§ Working data
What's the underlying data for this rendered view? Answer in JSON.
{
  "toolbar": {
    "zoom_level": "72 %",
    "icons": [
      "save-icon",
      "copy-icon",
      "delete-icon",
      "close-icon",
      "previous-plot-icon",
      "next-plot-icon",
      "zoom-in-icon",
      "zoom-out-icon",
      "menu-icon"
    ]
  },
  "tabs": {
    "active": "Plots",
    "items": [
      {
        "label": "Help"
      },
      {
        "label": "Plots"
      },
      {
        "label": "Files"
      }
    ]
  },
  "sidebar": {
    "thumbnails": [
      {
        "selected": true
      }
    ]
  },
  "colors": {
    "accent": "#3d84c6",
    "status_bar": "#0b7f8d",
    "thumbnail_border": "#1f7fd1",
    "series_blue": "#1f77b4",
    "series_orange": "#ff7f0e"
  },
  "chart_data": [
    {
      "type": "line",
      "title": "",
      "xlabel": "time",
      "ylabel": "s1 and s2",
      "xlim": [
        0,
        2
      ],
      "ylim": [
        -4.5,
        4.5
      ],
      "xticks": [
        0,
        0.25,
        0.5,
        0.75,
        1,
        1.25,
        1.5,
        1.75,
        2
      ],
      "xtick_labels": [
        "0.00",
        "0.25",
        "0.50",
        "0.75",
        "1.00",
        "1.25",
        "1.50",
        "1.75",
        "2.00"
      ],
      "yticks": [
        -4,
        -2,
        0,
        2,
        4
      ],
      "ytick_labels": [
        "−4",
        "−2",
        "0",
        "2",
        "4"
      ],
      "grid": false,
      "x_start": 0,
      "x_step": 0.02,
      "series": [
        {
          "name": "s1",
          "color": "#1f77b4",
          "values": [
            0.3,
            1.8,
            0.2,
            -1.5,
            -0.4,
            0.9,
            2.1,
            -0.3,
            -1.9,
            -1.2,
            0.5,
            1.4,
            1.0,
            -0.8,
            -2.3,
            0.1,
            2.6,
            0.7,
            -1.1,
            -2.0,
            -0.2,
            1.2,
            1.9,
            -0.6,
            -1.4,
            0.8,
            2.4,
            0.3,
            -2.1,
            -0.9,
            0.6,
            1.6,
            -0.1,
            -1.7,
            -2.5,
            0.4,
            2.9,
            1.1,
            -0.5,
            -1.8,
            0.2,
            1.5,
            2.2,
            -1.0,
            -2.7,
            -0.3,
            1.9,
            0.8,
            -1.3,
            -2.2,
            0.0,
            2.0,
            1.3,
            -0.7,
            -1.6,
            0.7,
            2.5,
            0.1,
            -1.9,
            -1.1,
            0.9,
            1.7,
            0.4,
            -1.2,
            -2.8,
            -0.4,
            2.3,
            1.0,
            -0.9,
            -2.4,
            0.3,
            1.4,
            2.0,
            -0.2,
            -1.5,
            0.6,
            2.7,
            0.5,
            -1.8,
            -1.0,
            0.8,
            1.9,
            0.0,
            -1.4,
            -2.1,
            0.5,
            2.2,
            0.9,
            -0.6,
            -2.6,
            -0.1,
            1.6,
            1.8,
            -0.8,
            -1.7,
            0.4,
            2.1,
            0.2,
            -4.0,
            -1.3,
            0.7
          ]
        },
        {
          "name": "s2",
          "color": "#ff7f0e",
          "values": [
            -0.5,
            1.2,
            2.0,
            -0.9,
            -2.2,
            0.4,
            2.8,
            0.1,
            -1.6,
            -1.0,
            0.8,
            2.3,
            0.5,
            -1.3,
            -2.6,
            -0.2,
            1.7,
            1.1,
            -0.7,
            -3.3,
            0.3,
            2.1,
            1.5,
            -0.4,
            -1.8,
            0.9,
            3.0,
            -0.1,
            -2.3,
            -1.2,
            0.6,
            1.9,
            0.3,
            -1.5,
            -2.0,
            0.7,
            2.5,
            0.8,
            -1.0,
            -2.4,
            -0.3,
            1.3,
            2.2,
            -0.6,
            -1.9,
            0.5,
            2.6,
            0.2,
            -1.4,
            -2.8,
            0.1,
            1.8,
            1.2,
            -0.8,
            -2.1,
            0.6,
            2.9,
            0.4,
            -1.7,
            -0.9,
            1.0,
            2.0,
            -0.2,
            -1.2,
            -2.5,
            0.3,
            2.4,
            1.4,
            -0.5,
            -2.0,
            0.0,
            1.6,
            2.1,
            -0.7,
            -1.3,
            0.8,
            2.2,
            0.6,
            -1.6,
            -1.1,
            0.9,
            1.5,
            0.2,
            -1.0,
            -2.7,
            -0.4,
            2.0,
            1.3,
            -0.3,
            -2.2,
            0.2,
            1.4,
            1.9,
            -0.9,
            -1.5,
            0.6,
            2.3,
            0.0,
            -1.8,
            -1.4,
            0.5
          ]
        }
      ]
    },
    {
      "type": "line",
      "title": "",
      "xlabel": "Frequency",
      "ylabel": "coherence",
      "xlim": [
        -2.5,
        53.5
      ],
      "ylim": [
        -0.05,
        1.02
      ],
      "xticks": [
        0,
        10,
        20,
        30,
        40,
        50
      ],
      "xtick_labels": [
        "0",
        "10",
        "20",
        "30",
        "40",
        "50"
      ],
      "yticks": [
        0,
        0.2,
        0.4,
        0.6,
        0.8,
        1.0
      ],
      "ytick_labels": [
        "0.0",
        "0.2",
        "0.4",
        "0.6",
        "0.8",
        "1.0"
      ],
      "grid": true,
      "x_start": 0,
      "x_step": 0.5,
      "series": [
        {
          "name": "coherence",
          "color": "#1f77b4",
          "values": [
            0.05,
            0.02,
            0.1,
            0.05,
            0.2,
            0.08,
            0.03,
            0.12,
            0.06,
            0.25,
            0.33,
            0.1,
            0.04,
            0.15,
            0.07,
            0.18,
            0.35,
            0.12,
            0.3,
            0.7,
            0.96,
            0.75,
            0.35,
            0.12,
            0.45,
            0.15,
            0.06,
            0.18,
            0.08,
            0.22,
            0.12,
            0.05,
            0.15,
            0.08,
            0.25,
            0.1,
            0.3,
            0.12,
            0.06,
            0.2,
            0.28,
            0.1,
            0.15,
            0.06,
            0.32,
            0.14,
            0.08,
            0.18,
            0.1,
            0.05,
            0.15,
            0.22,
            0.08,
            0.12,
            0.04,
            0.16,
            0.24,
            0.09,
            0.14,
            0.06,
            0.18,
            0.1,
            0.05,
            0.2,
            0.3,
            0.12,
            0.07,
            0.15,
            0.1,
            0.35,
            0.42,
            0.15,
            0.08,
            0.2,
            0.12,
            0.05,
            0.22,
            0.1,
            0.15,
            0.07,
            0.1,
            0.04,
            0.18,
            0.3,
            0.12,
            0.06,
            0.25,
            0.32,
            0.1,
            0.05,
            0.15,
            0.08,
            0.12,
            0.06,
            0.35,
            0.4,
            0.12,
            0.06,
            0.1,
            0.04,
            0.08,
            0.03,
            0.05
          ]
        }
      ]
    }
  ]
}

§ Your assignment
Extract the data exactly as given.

§ The completed task
What's the underlying data for this rendered view? Answer in JSON.
{
  "toolbar": {
    "zoom_level": "72 %",
    "icons": [
      "save-icon",
      "copy-icon",
      "delete-icon",
      "close-icon",
      "previous-plot-icon",
      "next-plot-icon",
      "zoom-in-icon",
      "zoom-out-icon",
      "menu-icon"
    ]
  },
  "tabs": {
    "active": "Plots",
    "items": [
      {
        "label": "Help"
      },
      {
        "label": "Plots"
      },
      {
        "label": "Files"
      }
    ]
  },
  "sidebar": {
    "thumbnails": [
      {
        "selected": true
      }
    ]
  },
  "colors": {
    "accent": "#3d84c6",
    "status_bar": "#0b7f8d",
    "thumbnail_border": "#1f7fd1",
    "series_blue": "#1f77b4",
    "series_orange": "#ff7f0e"
  },
  "chart_data": [
    {
      "type": "line",
      "title": "",
      "xlabel": "time",
      "ylabel": "s1 and s2",
      "xlim": [
        0,
        2
      ],
      "ylim": [
        -4.5,
        4.5
      ],
      "xticks": [
        0,
        0.25,
        0.5,
        0.75,
        1,
        1.25,
        1.5,
        1.75,
        2
      ],
      "xtick_labels": [
        "0.00",
        "0.25",
        "0.50",
        "0.75",
        "1.00",
        "1.25",
        "1.50",
        "1.75",
        "2.00"
      ],
      "yticks": [
        -4,
        -2,
        0,
        2,
        4
      ],
      "ytick_labels": [
        "−4",
        "−2",
        "0",
        "2",
        "4"
      ],
      "grid": false,
      "x_start": 0,
      "x_step": 0.02,
      "series": [
        {
          "name": "s1",
          "color": "#1f77b4",
          "values": [
            0.3,
            1.8,
            0.2,
            -1.5,
            -0.4,
            0.9,
            2.1,
            -0.3,
            -1.9,
            -1.2,
            0.5,
            1.4,
            1.0,
            -0.8,
            -2.3,
            0.1,
            2.6,
            0.7,
            -1.1,
            -2.0,
            -0.2,
            1.2,
            1.9,
            -0.6,
            -1.4,
            0.8,
            2.4,
            0.3,
            -2.1,
            -0.9,
            0.6,
            1.6,
            -0.1,
            -1.7,
            -2.5,
            0.4,
            2.9,
            1.1,
            -0.5,
            -1.8,
            0.2,
            1.5,
            2.2,
            -1.0,
            -2.7,
            -0.3,
            1.9,
            0.8,
            -1.3,
            -2.2,
            0.0,
            2.0,
            1.3,
            -0.7,
            -1.6,
            0.7,
            2.5,
            0.1,
            -1.9,
            -1.1,
            0.9,
            1.7,
            0.4,
            -1.2,
            -2.8,
            -0.4,
            2.3,
            1.0,
            -0.9,
            -2.4,
            0.3,
            1.4,
            2.0,
            -0.2,
            -1.5,
            0.6,
            2.7,
            0.5,
            -1.8,
            -1.0,
            0.8,
            1.9,
            0.0,
            -1.4,
            -2.1,
            0.5,
            2.2,
            0.9,
            -0.6,
            -2.6,
            -0.1,
            1.6,
            1.8,
            -0.8,
            -1.7,
            0.4,
            2.1,
            0.2,
            -4.0,
            -1.3,
            0.7
          ]
        },
        {
          "name": "s2",
          "color": "#ff7f0e",
          "values": [
            -0.5,
            1.2,
            2.0,
            -0.9,
            -2.2,
            0.4,
            2.8,
            0.1,
            -1.6,
            -1.0,
            0.8,
            2.3,
            0.5,
            -1.3,
            -2.6,
            -0.2,
            1.7,
            1.1,
            -0.7,
            -3.3,
            0.3,
            2.1,
            1.5,
            -0.4,
            -1.8,
            0.9,
            3.0,
            -0.1,
            -2.3,
            -1.2,
            0.6,
            1.9,
            0.3,
            -1.5,
            -2.0,
            0.7,
            2.5,
            0.8,
            -1.0,
            -2.4,
            -0.3,
            1.3,
            2.2,
            -0.6,
            -1.9,
            0.5,
            2.6,
            0.2,
            -1.4,
            -2.8,
            0.1,
            1.8,
            1.2,
            -0.8,
            -2.1,
            0.6,
            2.9,
            0.4,
            -1.7,
            -0.9,
            1.0,
            2.0,
            -0.2,
            -1.2,
            -2.5,
            0.3,
            2.4,
            1.4,
            -0.5,
            -2.0,
            0.0,
            1.6,
            2.1,
            -0.7,
            -1.3,
            0.8,
            2.2,
            0.6,
            -1.6,
            -1.1,
            0.9,
            1.5,
            0.2,
            -1.0,
            -2.7,
            -0.4,
            2.0,
            1.3,
            -0.3,
            -2.2,
            0.2,
            1.4,
            1.9,
            -0.9,
            -1.5,
            0.6,
            2.3,
            0.0,
            -1.8,
            -1.4,
            0.5
          ]
        }
      ]
    },
    {
      "type": "line",
      "title": "",
      "xlabel": "Frequency",
      "ylabel": "coherence",
      "xlim": [
        -2.5,
        53.5
      ],
      "ylim": [
        -0.05,
        1.02
      ],
      "xticks": [
        0,
        10,
        20,
        30,
        40,
        50
      ],
      "xtick_labels": [
        "0",
        "10",
        "20",
        "30",
        "40",
        "50"
      ],
      "yticks": [
        0,
        0.2,
        0.4,
        0.6,
        0.8,
        1.0
      ],
      "ytick_labels": [
        "0.0",
        "0.2",
        "0.4",
        "0.6",
        "0.8",
        "1.0"
      ],
      "grid": true,
      "x_start": 0,
      "x_step": 0.5,
      "series": [
        {
          "name": "coherence",
          "color": "#1f77b4",
          "values": [
            0.05,
            0.02,
            0.1,
            0.05,
            0.2,
            0.08,
            0.03,
            0.12,
            0.06,
            0.25,
            0.33,
            0.1,
            0.04,
            0.15,
            0.07,
            0.18,
            0.35,
            0.12,
            0.3,
            0.7,
            0.96,
            0.75,
            0.35,
            0.12,
            0.45,
            0.15,
            0.06,
            0.18,
            0.08,
            0.22,
            0.12,
            0.05,
            0.15,
            0.08,
            0.25,
            0.1,
            0.3,
            0.12,
            0.06,
            0.2,
            0.28,
            0.1,
            0.15,
            0.06,
            0.32,
            0.14,
            0.08,
            0.18,
            0.1,
            0.05,
            0.15,
            0.22,
            0.08,
            0.12,
            0.04,
            0.16,
            0.24,
            0.09,
            0.14,
            0.06,
            0.18,
            0.1,
            0.05,
            0.2,
            0.3,
            0.12,
            0.07,
            0.15,
            0.1,
            0.35,
            0.42,
            0.15,
            0.08,
            0.2,
            0.12,
            0.05,
            0.22,
            0.1,
            0.15,
            0.07,
            0.1,
            0.04,
            0.18,
            0.3,
            0.12,
            0.06,
            0.25,
            0.32,
            0.1,
            0.05,
            0.15,
            0.08,
            0.12,
            0.06,
            0.35,
            0.4,
            0.12,
            0.06,
            0.1,
            0.04,
            0.08,
            0.03,
            0.05
          ]
        }
      ]
    }
  ]
}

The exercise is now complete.